Albums tagged as high in concept and with grand ambition can often fall flat on their face. One listen through an album will reveal the holes in the so-called ‘concept’ of the release and you realise the spiel coming out of the artists mouth is just a way of trying to dress up their work so it seems more interesting or lofty. Arriving at the tail end of last month, The Soulless Party, Kev Oyston (composer/musician) and Chris Lambert (Novelist/musician), released The Black Meadow Archive Volume 1. An album (by Oyston) created in conjunction with a book (by Lambert) released via the ever-reliable Castles In Space label telling us tales of folklore, myths and Cold War paranoia based around a specific area of North Yorkshire.

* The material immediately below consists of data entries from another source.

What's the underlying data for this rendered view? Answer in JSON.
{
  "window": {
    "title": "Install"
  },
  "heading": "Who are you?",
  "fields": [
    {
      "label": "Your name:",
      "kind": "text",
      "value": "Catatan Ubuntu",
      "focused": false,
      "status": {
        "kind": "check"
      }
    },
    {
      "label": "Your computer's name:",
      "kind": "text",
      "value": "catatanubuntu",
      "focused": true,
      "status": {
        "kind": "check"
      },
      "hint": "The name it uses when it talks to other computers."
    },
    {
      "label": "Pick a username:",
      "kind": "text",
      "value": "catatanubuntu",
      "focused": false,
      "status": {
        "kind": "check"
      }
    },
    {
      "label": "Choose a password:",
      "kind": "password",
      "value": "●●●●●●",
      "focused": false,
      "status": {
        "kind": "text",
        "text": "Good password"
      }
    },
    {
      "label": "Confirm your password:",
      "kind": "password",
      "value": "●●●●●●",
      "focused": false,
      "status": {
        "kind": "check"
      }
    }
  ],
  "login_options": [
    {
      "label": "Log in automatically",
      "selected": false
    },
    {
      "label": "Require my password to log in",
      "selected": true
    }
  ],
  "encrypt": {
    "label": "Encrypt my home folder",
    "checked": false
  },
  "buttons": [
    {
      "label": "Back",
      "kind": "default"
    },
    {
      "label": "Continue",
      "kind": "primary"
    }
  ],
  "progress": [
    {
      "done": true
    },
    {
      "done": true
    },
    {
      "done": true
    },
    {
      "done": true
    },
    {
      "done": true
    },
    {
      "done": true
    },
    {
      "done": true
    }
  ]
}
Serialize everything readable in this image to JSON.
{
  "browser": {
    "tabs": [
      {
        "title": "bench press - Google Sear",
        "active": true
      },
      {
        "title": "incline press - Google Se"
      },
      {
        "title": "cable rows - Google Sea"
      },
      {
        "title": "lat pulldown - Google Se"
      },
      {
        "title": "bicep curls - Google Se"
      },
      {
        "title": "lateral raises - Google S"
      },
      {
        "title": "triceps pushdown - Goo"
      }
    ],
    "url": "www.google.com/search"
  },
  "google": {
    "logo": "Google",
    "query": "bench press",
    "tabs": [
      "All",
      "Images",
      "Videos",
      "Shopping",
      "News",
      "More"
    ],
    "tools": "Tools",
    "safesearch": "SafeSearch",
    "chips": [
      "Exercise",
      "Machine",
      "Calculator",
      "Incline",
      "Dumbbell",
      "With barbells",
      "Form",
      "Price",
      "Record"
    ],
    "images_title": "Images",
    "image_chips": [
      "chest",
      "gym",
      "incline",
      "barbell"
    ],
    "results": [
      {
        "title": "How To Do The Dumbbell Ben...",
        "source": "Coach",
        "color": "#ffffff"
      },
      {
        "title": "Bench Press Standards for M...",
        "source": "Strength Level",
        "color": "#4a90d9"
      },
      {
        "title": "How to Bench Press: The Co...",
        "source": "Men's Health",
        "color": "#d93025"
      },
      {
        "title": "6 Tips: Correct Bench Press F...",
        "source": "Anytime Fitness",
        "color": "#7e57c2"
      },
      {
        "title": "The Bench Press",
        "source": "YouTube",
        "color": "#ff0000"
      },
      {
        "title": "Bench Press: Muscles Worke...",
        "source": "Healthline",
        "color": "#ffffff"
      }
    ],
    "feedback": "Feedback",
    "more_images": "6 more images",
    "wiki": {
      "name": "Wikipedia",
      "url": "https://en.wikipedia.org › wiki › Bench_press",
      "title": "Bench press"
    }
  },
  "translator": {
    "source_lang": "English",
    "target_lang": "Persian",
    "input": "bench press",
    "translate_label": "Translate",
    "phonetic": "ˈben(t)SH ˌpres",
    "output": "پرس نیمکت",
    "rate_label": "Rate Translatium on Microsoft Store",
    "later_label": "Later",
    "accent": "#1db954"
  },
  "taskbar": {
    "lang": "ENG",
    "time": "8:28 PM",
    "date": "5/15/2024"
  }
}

Now you know the background you need to know that what you embark on when you listen to The Black Meadow Archive Volume 1 is an delightfully eerie and shadowy trip through what seems like a myriad time zones. In sections the album can seem like it is drawing from the well of ancient folk songs and village hymns where the beautiful melody masks a darker underbelly and then there are other moments which feel like we are stepping into our relatively close past where the synthesizer first started to implant itself into our consciousnesses throwing up the duality of intrigue and fear in machines. Do not worry if you have not read the book (I have not) or if you forget the backstory I skimmed through above as the music that Oyston has created in so dense in rich and wordless imagery that it has the capability of taking your hand and guiding you through its landscape without you having to do anything other than relax and allow it. This is not a piece of music that is easy-listening or built for background. It is cinematic and grand yet remains a level of intimacy that only comes when a musician is completely immersed in their work. Every little detail here feels just right. There’s the bubbles and chimes that float through the latter half of The Village Under The Lake, a piece rammed full of operatic power and creeping dread. Then you have the static that smothers the distant planes during Ghost Planes making you feel like you are trapped in a bomb shelter hearing the dogfight above as the radio seeks for a signal and other signs of life. Even the opener Walking on Black Meadow feels like an ancient recording of a traditional waltz brought to life again after a thousand or so years of being lost to us.
The Soulless Party have not only created a work that bends time-frames and is wonderfully cinematic, they have also managed the trick of making music that doesn’t seem to have a fixed location and by which I mean it sometimes feels human whilst other moments feel like they are not quite from our own spinning planet. The backstory may tells us we are meant to be in North Yorkshire but the audio tells us we could be anywhere, at any moment in time which is the epitome of transcendental music. This is a journey you should all be taking.